### INPUT
::::::::

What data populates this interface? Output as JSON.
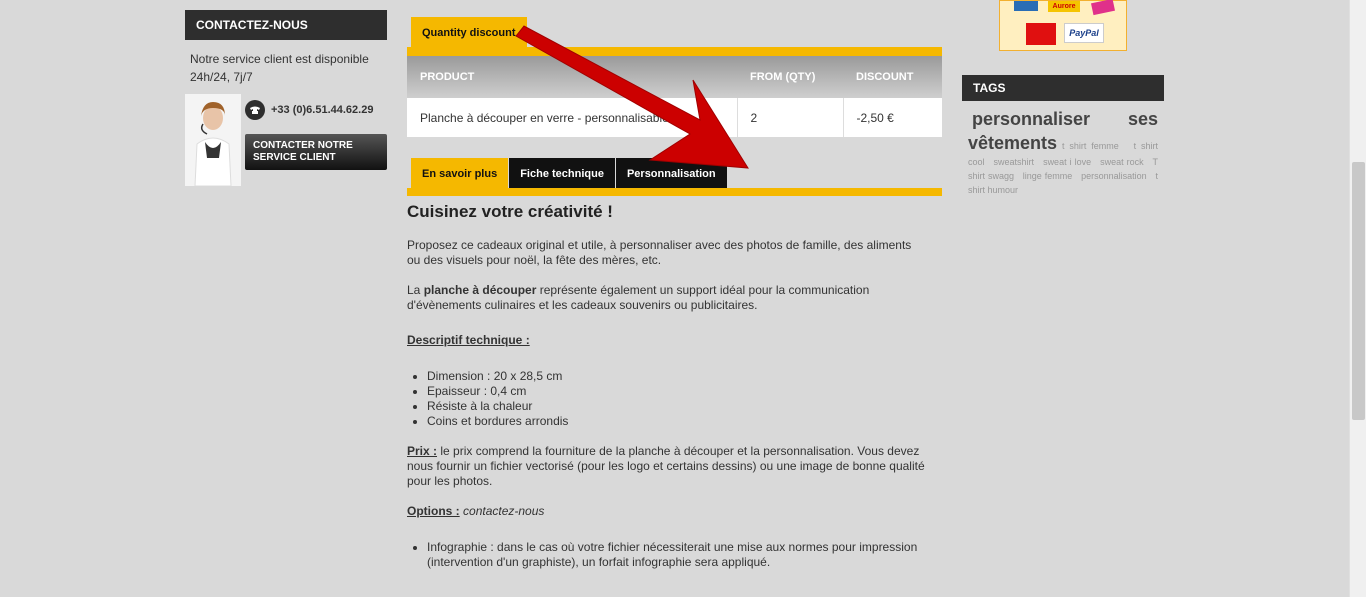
{
  "contact": {
    "title": "CONTACTEZ-NOUS",
    "text": "Notre service client est disponible 24h/24, 7j/7",
    "phone": "+33 (0)6.51.44.62.29",
    "button_label": "CONTACTER NOTRE SERVICE CLIENT"
  },
  "quantity_discount": {
    "tab_label": "Quantity discount",
    "headers": [
      "PRODUCT",
      "FROM (QTY)",
      "DISCOUNT"
    ],
    "rows": [
      {
        "product": "Planche à découper en verre - personnalisable",
        "qty": "2",
        "discount": "-2,50 €"
      }
    ]
  },
  "tabs": [
    "En savoir plus",
    "Fiche technique",
    "Personnalisation"
  ],
  "content": {
    "heading": "Cuisinez votre créativité !",
    "para1": "Proposez ce cadeaux original et utile, à personnaliser avec des photos de famille, des aliments ou des visuels pour noël, la fête des mères, etc.",
    "para2_prefix": "La ",
    "para2_bold": "planche à découper",
    "para2_rest": " représente également un support idéal pour la communication d'évènements culinaires et les cadeaux souvenirs ou publicitaires.",
    "tech_title": "Descriptif technique :",
    "specs": [
      "Dimension : 20 x 28,5 cm",
      "Epaisseur : 0,4 cm",
      "Résiste à la chaleur",
      "Coins et bordures arrondis"
    ],
    "price_label": "Prix :",
    "price_text": " le prix comprend la fourniture de la planche à découper et la personnalisation. Vous devez nous fournir un fichier vectorisé (pour les logo et certains dessins) ou une image de bonne qualité pour les photos.",
    "options_label": "Options :",
    "options_text": "contactez-nous",
    "options_list": [
      "Infographie : dans le cas où votre fichier nécessiterait une mise aux normes pour impression (intervention d'un graphiste), un forfait infographie sera appliqué."
    ]
  },
  "payment": {
    "logos": [
      "Aurore",
      "PayPal"
    ]
  },
  "tags": {
    "title": "TAGS",
    "big": [
      "personnaliser",
      "ses",
      "vêtements"
    ],
    "small": [
      "t shirt femme",
      "t shirt cool",
      "sweatshirt",
      "sweat i love",
      "sweat rock",
      "T shirt swagg",
      "linge femme",
      "personnalisation",
      "t shirt humour"
    ]
  },
  "colors": {
    "accent": "#f5b800",
    "dark": "#2e2e2e",
    "arrow": "#cc0000"
  }
}
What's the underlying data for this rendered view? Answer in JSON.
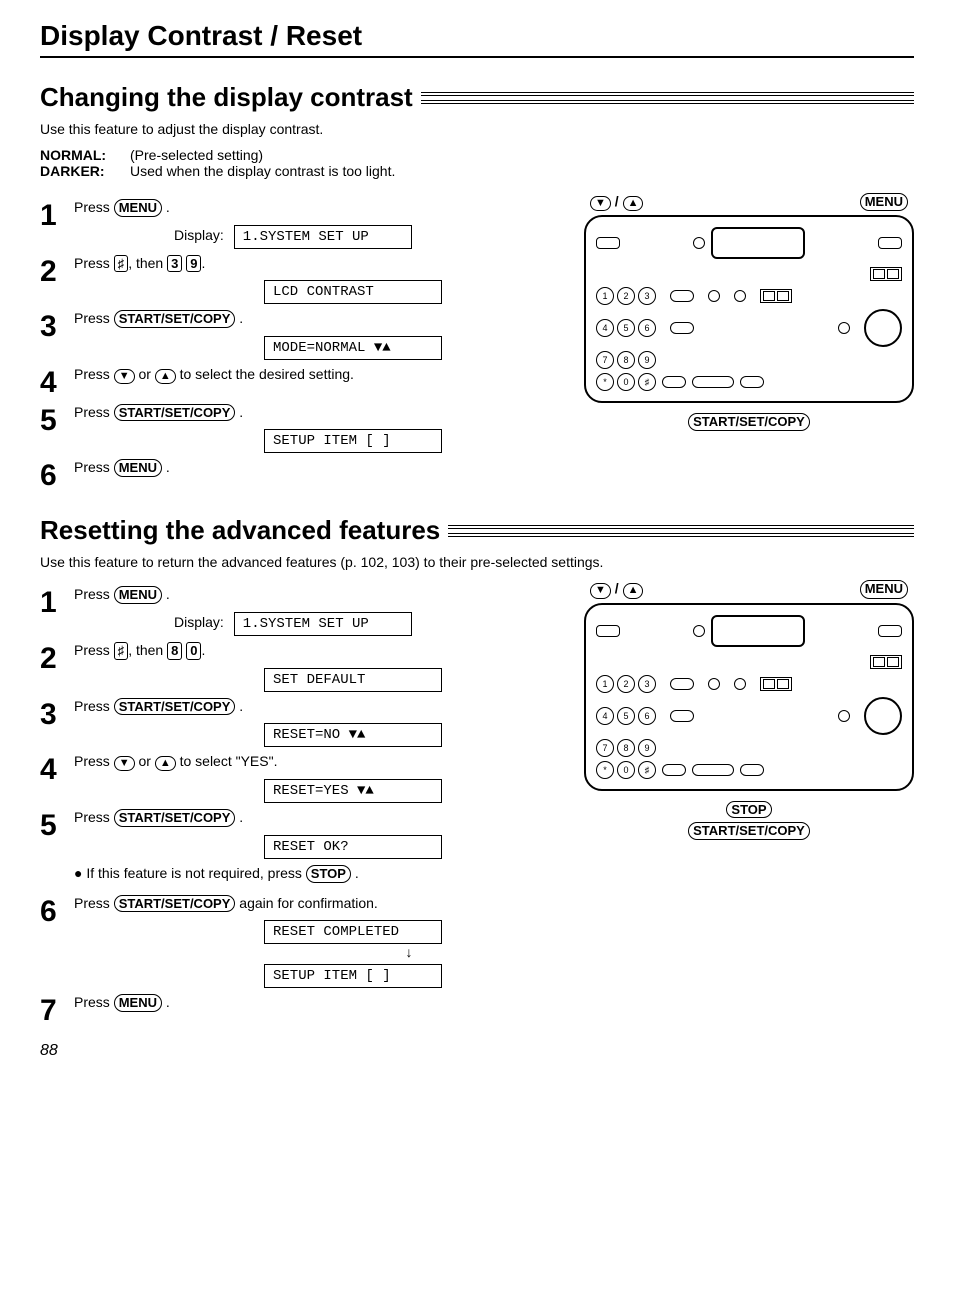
{
  "page_title": "Display Contrast / Reset",
  "page_number": "88",
  "section1": {
    "heading": "Changing the display contrast",
    "intro": "Use this feature to adjust the display contrast.",
    "defs": {
      "normal_label": "NORMAL:",
      "normal_desc": "(Pre-selected setting)",
      "darker_label": "DARKER:",
      "darker_desc": "Used when the display contrast is too light."
    },
    "steps": {
      "s1": {
        "num": "1",
        "text1": "Press ",
        "btn": "MENU",
        "text2": " ."
      },
      "display_label": "Display:",
      "lcd1": "1.SYSTEM SET UP",
      "s2": {
        "num": "2",
        "text1": "Press ",
        "key1": "♯",
        "text2": ", then ",
        "key2": "3",
        "key3": "9",
        "text3": "."
      },
      "lcd2": "LCD CONTRAST",
      "s3": {
        "num": "3",
        "text1": "Press ",
        "btn": "START/SET/COPY",
        "text2": " ."
      },
      "lcd3": "MODE=NORMAL   ▼▲",
      "s4": {
        "num": "4",
        "text1": "Press ",
        "btnDown": "▼",
        "text2": " or ",
        "btnUp": "▲",
        "text3": " to select the desired setting."
      },
      "s5": {
        "num": "5",
        "text1": "Press ",
        "btn": "START/SET/COPY",
        "text2": " ."
      },
      "lcd5": "SETUP ITEM [  ]",
      "s6": {
        "num": "6",
        "text1": "Press ",
        "btn": "MENU",
        "text2": " ."
      }
    },
    "illus": {
      "arrows_label": "▼ / ▲",
      "menu_label": "MENU",
      "callout": "START/SET/COPY"
    }
  },
  "section2": {
    "heading": "Resetting the advanced features",
    "intro": "Use this feature to return the advanced features (p. 102, 103) to their pre-selected settings.",
    "steps": {
      "s1": {
        "num": "1",
        "text1": "Press ",
        "btn": "MENU",
        "text2": " ."
      },
      "display_label": "Display:",
      "lcd1": "1.SYSTEM SET UP",
      "s2": {
        "num": "2",
        "text1": "Press ",
        "key1": "♯",
        "text2": ", then ",
        "key2": "8",
        "key3": "0",
        "text3": "."
      },
      "lcd2": "SET DEFAULT",
      "s3": {
        "num": "3",
        "text1": "Press ",
        "btn": "START/SET/COPY",
        "text2": " ."
      },
      "lcd3": "RESET=NO     ▼▲",
      "s4": {
        "num": "4",
        "text1": "Press ",
        "btnDown": "▼",
        "text2": " or ",
        "btnUp": "▲",
        "text3": " to select \"YES\"."
      },
      "lcd4": "RESET=YES    ▼▲",
      "s5": {
        "num": "5",
        "text1": "Press ",
        "btn": "START/SET/COPY",
        "text2": " ."
      },
      "lcd5": "RESET OK?",
      "bullet": {
        "text1": "● If this feature is not required, press ",
        "btn": "STOP",
        "text2": " ."
      },
      "s6": {
        "num": "6",
        "text1": "Press ",
        "btn": "START/SET/COPY",
        "text2": " again for confirmation."
      },
      "lcd6a": "RESET COMPLETED",
      "arrow": "↓",
      "lcd6b": "SETUP ITEM [  ]",
      "s7": {
        "num": "7",
        "text1": "Press ",
        "btn": "MENU",
        "text2": " ."
      }
    },
    "illus": {
      "arrows_label": "▼ / ▲",
      "menu_label": "MENU",
      "callout_stop": "STOP",
      "callout_start": "START/SET/COPY"
    }
  }
}
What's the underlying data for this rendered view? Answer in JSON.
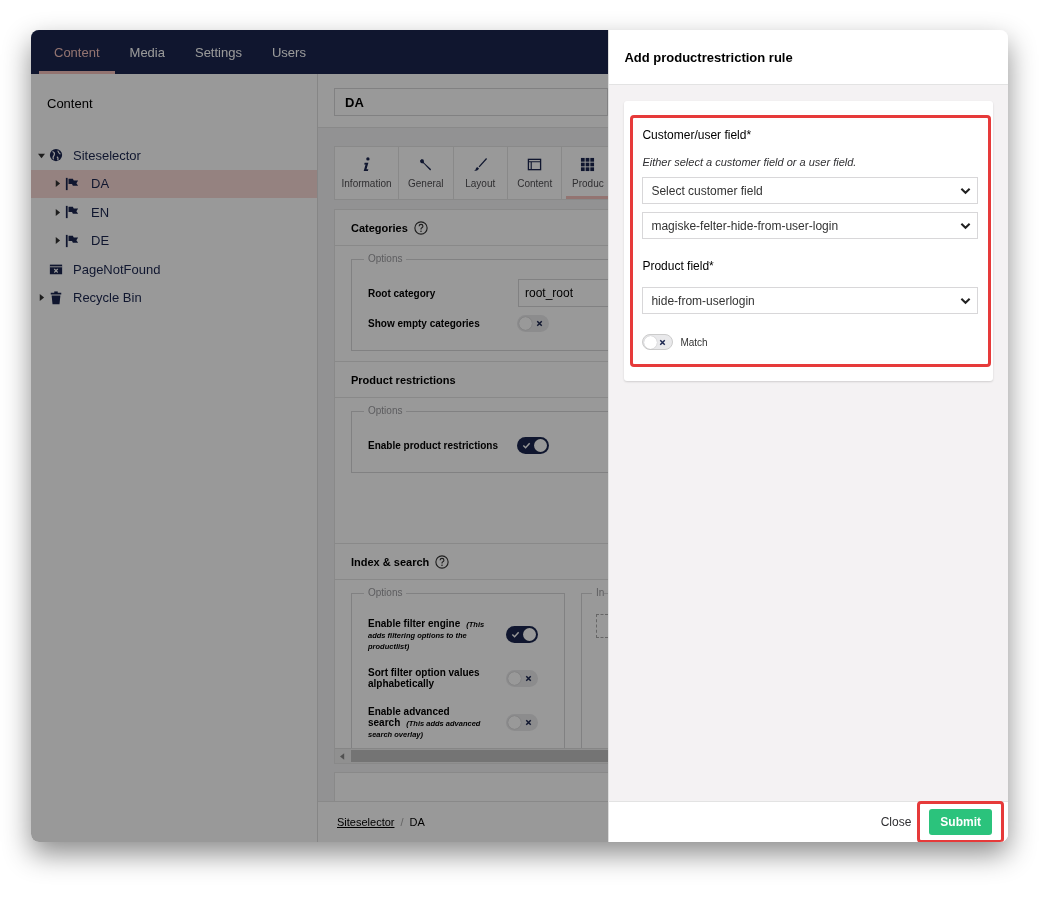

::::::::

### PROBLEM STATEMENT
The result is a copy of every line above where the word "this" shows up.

### YOUR SOLUTION
What data populates this interface? Output as JSON.
What's the underlying data for this rendered view? Answer in JSON.
    "intro": "Use this feature to adjust the display contrast.",
    "intro": "Use this feature to return the advanced features (p. 102, 103) to their pre-selected settings.",
        "text1": "● If this feature is not required, press ",
What's the underlying data for this rendered view? Answer in JSON.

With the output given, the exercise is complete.